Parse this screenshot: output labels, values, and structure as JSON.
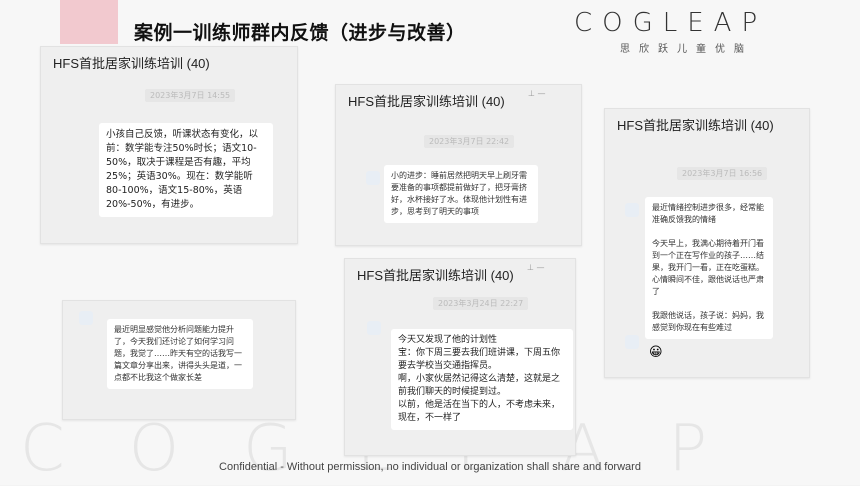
{
  "header": {
    "title_bold": "案例一",
    "title_rest": "训练师群内反馈（进步与改善）"
  },
  "logo": {
    "word": "COGLEAP",
    "sub": "思欣跃儿童优脑"
  },
  "watermark": "COGLEAP",
  "chats": [
    {
      "title": "HFS首批居家训练培训 (40)",
      "timestamp": "2023年3月7日 14:55",
      "message": "小孩自己反馈，听课状态有变化，以前：数学能专注50%时长；语文10-50%，取决于课程是否有趣，平均25%；英语30%。现在：数学能听80-100%，语文15-80%，英语20%-50%，有进步。"
    },
    {
      "title": "HFS首批居家训练培训 (40)",
      "timestamp": "2023年3月7日 22:42",
      "message": "小的进步：睡前居然把明天早上刷牙需要准备的事项都提前做好了，把牙膏挤好，水杯接好了水。体现他计划性有进步，思考到了明天的事项"
    },
    {
      "title": "HFS首批居家训练培训 (40)",
      "timestamp": "2023年3月7日 16:56",
      "message": "最近情绪控制进步很多，经常能准确反馈我的情绪\n\n今天早上，我满心期待着开门看到一个正在写作业的孩子……结果，我开门一看，正在吃蛋糕。心情瞬间不佳，跟他说话也严肃了\n\n我跟他说话，孩子说：妈妈，我感觉到你现在有些难过",
      "emoji": "😀"
    },
    {
      "title": "",
      "timestamp": "",
      "message": "最近明显感觉他分析问题能力提升了，今天我们还讨论了如何学习问题，我觉了……昨天有空的话我写一篇文章分享出来，讲得头头是道，一点都不比我这个做家长差"
    },
    {
      "title": "HFS首批居家训练培训 (40)",
      "timestamp": "2023年3月24日 22:27",
      "message": "今天又发现了他的计划性\n宝：你下周三要去我们班讲课，下周五你要去学校当交通指挥员。\n啊，小家伙居然记得这么清楚，这就是之前我们聊天的时候提到过。\n以前，他是活在当下的人，不考虑未来，现在，不一样了"
    }
  ],
  "footer": "Confidential - Without permission, no individual or organization shall share and forward",
  "colors": {
    "pink": "#f2c9cf",
    "panel": "#efefef",
    "bubble": "#ffffff"
  }
}
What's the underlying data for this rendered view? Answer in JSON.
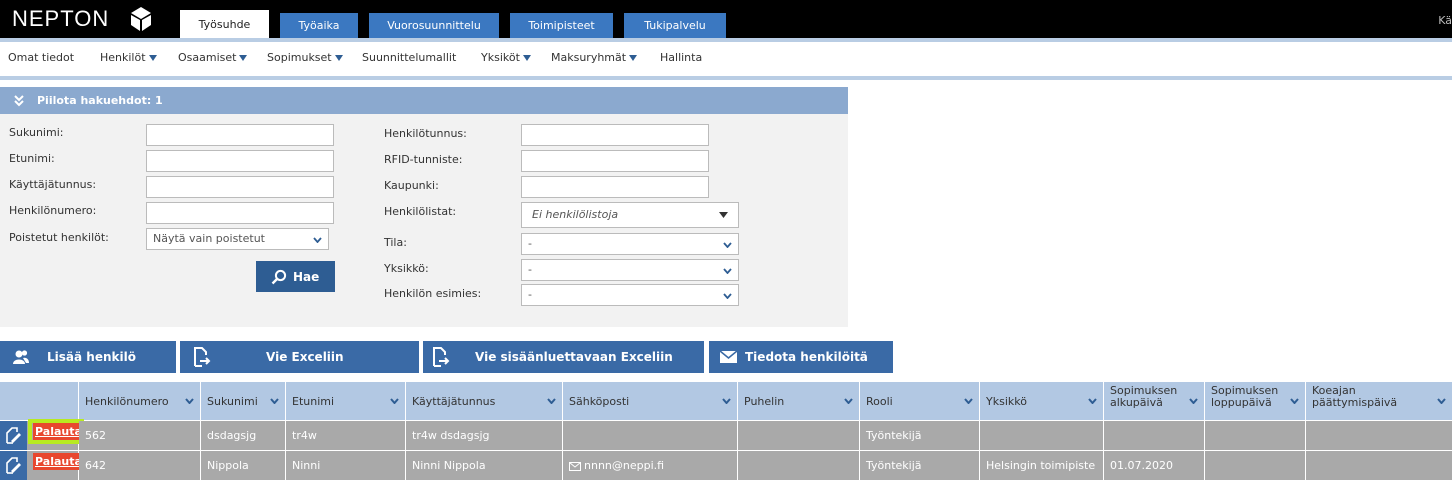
{
  "app": {
    "logo_text": "NEPTON",
    "topright_text": "Kä"
  },
  "tabs": [
    {
      "label": "Työsuhde",
      "active": true
    },
    {
      "label": "Työaika"
    },
    {
      "label": "Vuorosuunnittelu"
    },
    {
      "label": "Toimipisteet"
    },
    {
      "label": "Tukipalvelu"
    }
  ],
  "nav": [
    {
      "label": "Omat tiedot"
    },
    {
      "label": "Henkilöt"
    },
    {
      "label": "Osaamiset"
    },
    {
      "label": "Sopimukset"
    },
    {
      "label": "Suunnittelumallit"
    },
    {
      "label": "Yksiköt"
    },
    {
      "label": "Maksuryhmät"
    },
    {
      "label": "Hallinta"
    }
  ],
  "search": {
    "toggle_label": "Piilota hakuehdot: 1",
    "left_fields": [
      {
        "label": "Sukunimi:",
        "value": ""
      },
      {
        "label": "Etunimi:",
        "value": ""
      },
      {
        "label": "Käyttäjätunnus:",
        "value": ""
      },
      {
        "label": "Henkilönumero:",
        "value": ""
      }
    ],
    "deleted": {
      "label": "Poistetut henkilöt:",
      "value": "Näytä vain poistetut"
    },
    "search_button": "Hae",
    "right_fields": [
      {
        "label": "Henkilötunnus:",
        "value": ""
      },
      {
        "label": "RFID-tunniste:",
        "value": ""
      },
      {
        "label": "Kaupunki:",
        "value": ""
      }
    ],
    "lists": {
      "label": "Henkilölistat:",
      "value": "Ei henkilölistoja"
    },
    "selects": [
      {
        "label": "Tila:",
        "value": "-"
      },
      {
        "label": "Yksikkö:",
        "value": "-"
      },
      {
        "label": "Henkilön esimies:",
        "value": "-"
      }
    ]
  },
  "actions": {
    "add": "Lisää henkilö",
    "excel": "Vie Exceliin",
    "excel_import": "Vie sisäänluettavaan Exceliin",
    "notify": "Tiedota henkilöitä"
  },
  "table": {
    "columns": [
      {
        "label": "Henkilönumero"
      },
      {
        "label": "Sukunimi"
      },
      {
        "label": "Etunimi"
      },
      {
        "label": "Käyttäjätunnus"
      },
      {
        "label": "Sähköposti"
      },
      {
        "label": "Puhelin"
      },
      {
        "label": "Rooli"
      },
      {
        "label": "Yksikkö"
      },
      {
        "label": "Sopimuksen alkupäivä"
      },
      {
        "label": "Sopimuksen loppupäivä"
      },
      {
        "label": "Koeajan päättymispäivä"
      }
    ],
    "restore_label": "Palauta",
    "rows": [
      {
        "cells": [
          "562",
          "dsdagsjg",
          "tr4w",
          "tr4w dsdagsjg",
          "",
          "",
          "Työntekijä",
          "",
          "",
          "",
          ""
        ]
      },
      {
        "cells": [
          "642",
          "Nippola",
          "Ninni",
          "Ninni Nippola",
          "nnnn@neppi.fi",
          "",
          "Työntekijä",
          "Helsingin toimipiste",
          "01.07.2020",
          "",
          ""
        ]
      }
    ]
  },
  "colors": {
    "accent": "#3a6aa6",
    "header": "#b2c8e3",
    "highlight": "#b8ea21",
    "restore": "#e8472e"
  }
}
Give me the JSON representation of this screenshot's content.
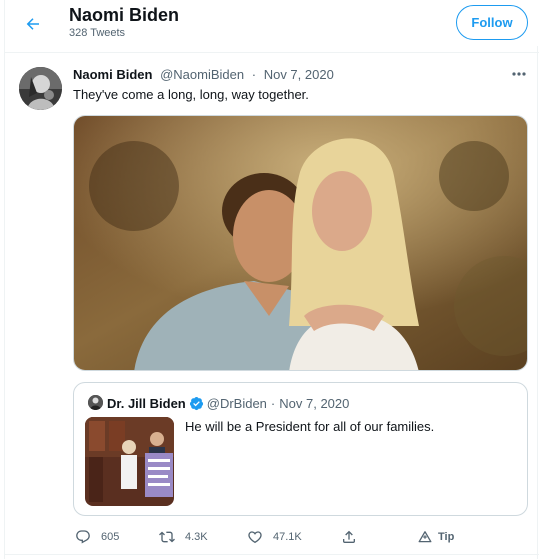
{
  "header": {
    "name": "Naomi Biden",
    "tweet_count": "328 Tweets",
    "follow_label": "Follow"
  },
  "tweet": {
    "author_name": "Naomi Biden",
    "handle": "@NaomiBiden",
    "separator": "·",
    "date": "Nov 7, 2020",
    "text": "They've come a long, long, way together.",
    "quote": {
      "author_name": "Dr. Jill Biden",
      "handle": "@DrBiden",
      "separator": "·",
      "date": "Nov 7, 2020",
      "text": "He will be a President for all of our families."
    },
    "actions": {
      "replies": "605",
      "retweets": "4.3K",
      "likes": "47.1K",
      "tip_label": "Tip"
    }
  },
  "icons": {
    "back": "arrow-left-icon",
    "more": "more-horizontal-icon",
    "verified": "verified-badge-icon",
    "reply": "reply-icon",
    "retweet": "retweet-icon",
    "like": "heart-icon",
    "share": "share-icon",
    "tip": "tip-icon"
  },
  "colors": {
    "accent": "#1d9bf0",
    "text_primary": "#0f1419",
    "text_secondary": "#536471",
    "border": "#cfd9de"
  }
}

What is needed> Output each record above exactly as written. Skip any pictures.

Output for this exercise>
Parse this screenshot: output labels, values, and structure as JSON.
{
  "header": {
    "title_bold": "案例一",
    "title_rest": "训练师群内反馈（进步与改善）"
  },
  "logo": {
    "word": "COGLEAP",
    "sub": "思欣跃儿童优脑"
  },
  "watermark": "COGLEAP",
  "chats": [
    {
      "title": "HFS首批居家训练培训 (40)",
      "timestamp": "2023年3月7日 14:55",
      "message": "小孩自己反馈，听课状态有变化，以前：数学能专注50%时长；语文10-50%，取决于课程是否有趣，平均25%；英语30%。现在：数学能听80-100%，语文15-80%，英语20%-50%，有进步。"
    },
    {
      "title": "HFS首批居家训练培训 (40)",
      "timestamp": "2023年3月7日 22:42",
      "message": "小的进步：睡前居然把明天早上刷牙需要准备的事项都提前做好了，把牙膏挤好，水杯接好了水。体现他计划性有进步，思考到了明天的事项"
    },
    {
      "title": "HFS首批居家训练培训 (40)",
      "timestamp": "2023年3月7日 16:56",
      "message": "最近情绪控制进步很多，经常能准确反馈我的情绪\n\n今天早上，我满心期待着开门看到一个正在写作业的孩子……结果，我开门一看，正在吃蛋糕。心情瞬间不佳，跟他说话也严肃了\n\n我跟他说话，孩子说：妈妈，我感觉到你现在有些难过",
      "emoji": "😀"
    },
    {
      "title": "",
      "timestamp": "",
      "message": "最近明显感觉他分析问题能力提升了，今天我们还讨论了如何学习问题，我觉了……昨天有空的话我写一篇文章分享出来，讲得头头是道，一点都不比我这个做家长差"
    },
    {
      "title": "HFS首批居家训练培训 (40)",
      "timestamp": "2023年3月24日 22:27",
      "message": "今天又发现了他的计划性\n宝：你下周三要去我们班讲课，下周五你要去学校当交通指挥员。\n啊，小家伙居然记得这么清楚，这就是之前我们聊天的时候提到过。\n以前，他是活在当下的人，不考虑未来，现在，不一样了"
    }
  ],
  "footer": "Confidential - Without permission, no individual or organization shall share and forward",
  "colors": {
    "pink": "#f2c9cf",
    "panel": "#efefef",
    "bubble": "#ffffff"
  }
}
What's the underlying data for this rendered view? Answer in JSON.
{
  "app": {
    "logo_text": "NEPTON",
    "topright_text": "Kä"
  },
  "tabs": [
    {
      "label": "Työsuhde",
      "active": true
    },
    {
      "label": "Työaika"
    },
    {
      "label": "Vuorosuunnittelu"
    },
    {
      "label": "Toimipisteet"
    },
    {
      "label": "Tukipalvelu"
    }
  ],
  "nav": [
    {
      "label": "Omat tiedot"
    },
    {
      "label": "Henkilöt"
    },
    {
      "label": "Osaamiset"
    },
    {
      "label": "Sopimukset"
    },
    {
      "label": "Suunnittelumallit"
    },
    {
      "label": "Yksiköt"
    },
    {
      "label": "Maksuryhmät"
    },
    {
      "label": "Hallinta"
    }
  ],
  "search": {
    "toggle_label": "Piilota hakuehdot: 1",
    "left_fields": [
      {
        "label": "Sukunimi:",
        "value": ""
      },
      {
        "label": "Etunimi:",
        "value": ""
      },
      {
        "label": "Käyttäjätunnus:",
        "value": ""
      },
      {
        "label": "Henkilönumero:",
        "value": ""
      }
    ],
    "deleted": {
      "label": "Poistetut henkilöt:",
      "value": "Näytä vain poistetut"
    },
    "search_button": "Hae",
    "right_fields": [
      {
        "label": "Henkilötunnus:",
        "value": ""
      },
      {
        "label": "RFID-tunniste:",
        "value": ""
      },
      {
        "label": "Kaupunki:",
        "value": ""
      }
    ],
    "lists": {
      "label": "Henkilölistat:",
      "value": "Ei henkilölistoja"
    },
    "selects": [
      {
        "label": "Tila:",
        "value": "-"
      },
      {
        "label": "Yksikkö:",
        "value": "-"
      },
      {
        "label": "Henkilön esimies:",
        "value": "-"
      }
    ]
  },
  "actions": {
    "add": "Lisää henkilö",
    "excel": "Vie Exceliin",
    "excel_import": "Vie sisäänluettavaan Exceliin",
    "notify": "Tiedota henkilöitä"
  },
  "table": {
    "columns": [
      {
        "label": "Henkilönumero"
      },
      {
        "label": "Sukunimi"
      },
      {
        "label": "Etunimi"
      },
      {
        "label": "Käyttäjätunnus"
      },
      {
        "label": "Sähköposti"
      },
      {
        "label": "Puhelin"
      },
      {
        "label": "Rooli"
      },
      {
        "label": "Yksikkö"
      },
      {
        "label": "Sopimuksen alkupäivä"
      },
      {
        "label": "Sopimuksen loppupäivä"
      },
      {
        "label": "Koeajan päättymispäivä"
      }
    ],
    "restore_label": "Palauta",
    "rows": [
      {
        "cells": [
          "562",
          "dsdagsjg",
          "tr4w",
          "tr4w dsdagsjg",
          "",
          "",
          "Työntekijä",
          "",
          "",
          "",
          ""
        ]
      },
      {
        "cells": [
          "642",
          "Nippola",
          "Ninni",
          "Ninni Nippola",
          "nnnn@neppi.fi",
          "",
          "Työntekijä",
          "Helsingin toimipiste",
          "01.07.2020",
          "",
          ""
        ]
      }
    ]
  },
  "colors": {
    "accent": "#3a6aa6",
    "header": "#b2c8e3",
    "highlight": "#b8ea21",
    "restore": "#e8472e"
  }
}
Give me the JSON representation of this screenshot's content.
{
  "header": {
    "name": "Naomi Biden",
    "tweet_count": "328 Tweets",
    "follow_label": "Follow"
  },
  "tweet": {
    "author_name": "Naomi Biden",
    "handle": "@NaomiBiden",
    "separator": "·",
    "date": "Nov 7, 2020",
    "text": "They've come a long, long, way together.",
    "quote": {
      "author_name": "Dr. Jill Biden",
      "handle": "@DrBiden",
      "separator": "·",
      "date": "Nov 7, 2020",
      "text": "He will be a President for all of our families."
    },
    "actions": {
      "replies": "605",
      "retweets": "4.3K",
      "likes": "47.1K",
      "tip_label": "Tip"
    }
  },
  "icons": {
    "back": "arrow-left-icon",
    "more": "more-horizontal-icon",
    "verified": "verified-badge-icon",
    "reply": "reply-icon",
    "retweet": "retweet-icon",
    "like": "heart-icon",
    "share": "share-icon",
    "tip": "tip-icon"
  },
  "colors": {
    "accent": "#1d9bf0",
    "text_primary": "#0f1419",
    "text_secondary": "#536471",
    "border": "#cfd9de"
  }
}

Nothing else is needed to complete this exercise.